* _TASK REQUIREMENTS_: An exact reproduction of all the entries is the expected answer.

------------------------------------------------------------

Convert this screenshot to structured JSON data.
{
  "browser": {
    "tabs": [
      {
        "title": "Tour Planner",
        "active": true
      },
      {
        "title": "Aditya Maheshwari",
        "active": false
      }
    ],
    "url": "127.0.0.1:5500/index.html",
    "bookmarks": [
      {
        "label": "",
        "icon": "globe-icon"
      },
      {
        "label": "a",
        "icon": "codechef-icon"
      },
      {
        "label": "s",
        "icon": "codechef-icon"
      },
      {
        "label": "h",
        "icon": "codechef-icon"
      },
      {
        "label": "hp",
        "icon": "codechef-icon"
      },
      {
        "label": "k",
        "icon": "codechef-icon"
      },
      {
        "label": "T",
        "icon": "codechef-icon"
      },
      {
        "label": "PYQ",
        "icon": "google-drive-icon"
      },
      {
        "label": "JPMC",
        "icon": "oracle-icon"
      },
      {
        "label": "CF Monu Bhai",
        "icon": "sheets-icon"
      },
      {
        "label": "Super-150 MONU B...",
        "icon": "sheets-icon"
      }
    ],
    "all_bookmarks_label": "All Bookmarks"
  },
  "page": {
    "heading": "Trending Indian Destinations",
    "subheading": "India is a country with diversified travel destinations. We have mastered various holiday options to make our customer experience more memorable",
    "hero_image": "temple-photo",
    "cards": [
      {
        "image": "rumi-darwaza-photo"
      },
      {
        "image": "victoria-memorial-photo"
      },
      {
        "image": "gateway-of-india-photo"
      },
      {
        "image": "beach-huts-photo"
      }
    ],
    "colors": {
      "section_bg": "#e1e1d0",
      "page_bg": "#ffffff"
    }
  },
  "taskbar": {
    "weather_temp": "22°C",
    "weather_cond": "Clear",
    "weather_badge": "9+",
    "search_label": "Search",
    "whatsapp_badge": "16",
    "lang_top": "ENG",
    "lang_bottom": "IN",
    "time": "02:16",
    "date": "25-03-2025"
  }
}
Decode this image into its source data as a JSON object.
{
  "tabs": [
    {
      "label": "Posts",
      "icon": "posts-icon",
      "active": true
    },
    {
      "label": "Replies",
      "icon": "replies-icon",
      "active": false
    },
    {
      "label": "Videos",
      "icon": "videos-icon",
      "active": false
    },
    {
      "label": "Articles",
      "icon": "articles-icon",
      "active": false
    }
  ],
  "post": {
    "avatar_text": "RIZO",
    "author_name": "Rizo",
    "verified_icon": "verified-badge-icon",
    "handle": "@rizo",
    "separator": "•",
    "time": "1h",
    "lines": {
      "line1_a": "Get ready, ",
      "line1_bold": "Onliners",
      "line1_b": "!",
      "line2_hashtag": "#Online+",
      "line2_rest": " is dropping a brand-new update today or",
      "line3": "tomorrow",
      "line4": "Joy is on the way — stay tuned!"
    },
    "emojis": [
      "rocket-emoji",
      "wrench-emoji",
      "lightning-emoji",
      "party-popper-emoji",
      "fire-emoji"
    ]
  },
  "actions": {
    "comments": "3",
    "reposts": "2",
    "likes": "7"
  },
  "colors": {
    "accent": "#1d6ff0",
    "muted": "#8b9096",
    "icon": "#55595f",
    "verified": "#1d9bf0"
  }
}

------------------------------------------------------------

* _TASK OUTPUT_:
Convert this screenshot to structured JSON data.
{
  "browser": {
    "tabs": [
      {
        "title": "Tour Planner",
        "active": true
      },
      {
        "title": "Aditya Maheshwari",
        "active": false
      }
    ],
    "url": "127.0.0.1:5500/index.html",
    "bookmarks": [
      {
        "label": "",
        "icon": "globe-icon"
      },
      {
        "label": "a",
        "icon": "codechef-icon"
      },
      {
        "label": "s",
        "icon": "codechef-icon"
      },
      {
        "label": "h",
        "icon": "codechef-icon"
      },
      {
        "label": "hp",
        "icon": "codechef-icon"
      },
      {
        "label": "k",
        "icon": "codechef-icon"
      },
      {
        "label": "T",
        "icon": "codechef-icon"
      },
      {
        "label": "PYQ",
        "icon": "google-drive-icon"
      },
      {
        "label": "JPMC",
        "icon": "oracle-icon"
      },
      {
        "label": "CF Monu Bhai",
        "icon": "sheets-icon"
      },
      {
        "label": "Super-150 MONU B...",
        "icon": "sheets-icon"
      }
    ],
    "all_bookmarks_label": "All Bookmarks"
  },
  "page": {
    "heading": "Trending Indian Destinations",
    "subheading": "India is a country with diversified travel destinations. We have mastered various holiday options to make our customer experience more memorable",
    "hero_image": "temple-photo",
    "cards": [
      {
        "image": "rumi-darwaza-photo"
      },
      {
        "image": "victoria-memorial-photo"
      },
      {
        "image": "gateway-of-india-photo"
      },
      {
        "image": "beach-huts-photo"
      }
    ],
    "colors": {
      "section_bg": "#e1e1d0",
      "page_bg": "#ffffff"
    }
  },
  "taskbar": {
    "weather_temp": "22°C",
    "weather_cond": "Clear",
    "weather_badge": "9+",
    "search_label": "Search",
    "whatsapp_badge": "16",
    "lang_top": "ENG",
    "lang_bottom": "IN",
    "time": "02:16",
    "date": "25-03-2025"
  }
}
Decode this image into its source data as a JSON object.
{
  "tabs": [
    {
      "label": "Posts",
      "icon": "posts-icon",
      "active": true
    },
    {
      "label": "Replies",
      "icon": "replies-icon",
      "active": false
    },
    {
      "label": "Videos",
      "icon": "videos-icon",
      "active": false
    },
    {
      "label": "Articles",
      "icon": "articles-icon",
      "active": false
    }
  ],
  "post": {
    "avatar_text": "RIZO",
    "author_name": "Rizo",
    "verified_icon": "verified-badge-icon",
    "handle": "@rizo",
    "separator": "•",
    "time": "1h",
    "lines": {
      "line1_a": "Get ready, ",
      "line1_bold": "Onliners",
      "line1_b": "!",
      "line2_hashtag": "#Online+",
      "line2_rest": " is dropping a brand-new update today or",
      "line3": "tomorrow",
      "line4": "Joy is on the way — stay tuned!"
    },
    "emojis": [
      "rocket-emoji",
      "wrench-emoji",
      "lightning-emoji",
      "party-popper-emoji",
      "fire-emoji"
    ]
  },
  "actions": {
    "comments": "3",
    "reposts": "2",
    "likes": "7"
  },
  "colors": {
    "accent": "#1d6ff0",
    "muted": "#8b9096",
    "icon": "#55595f",
    "verified": "#1d9bf0"
  }
}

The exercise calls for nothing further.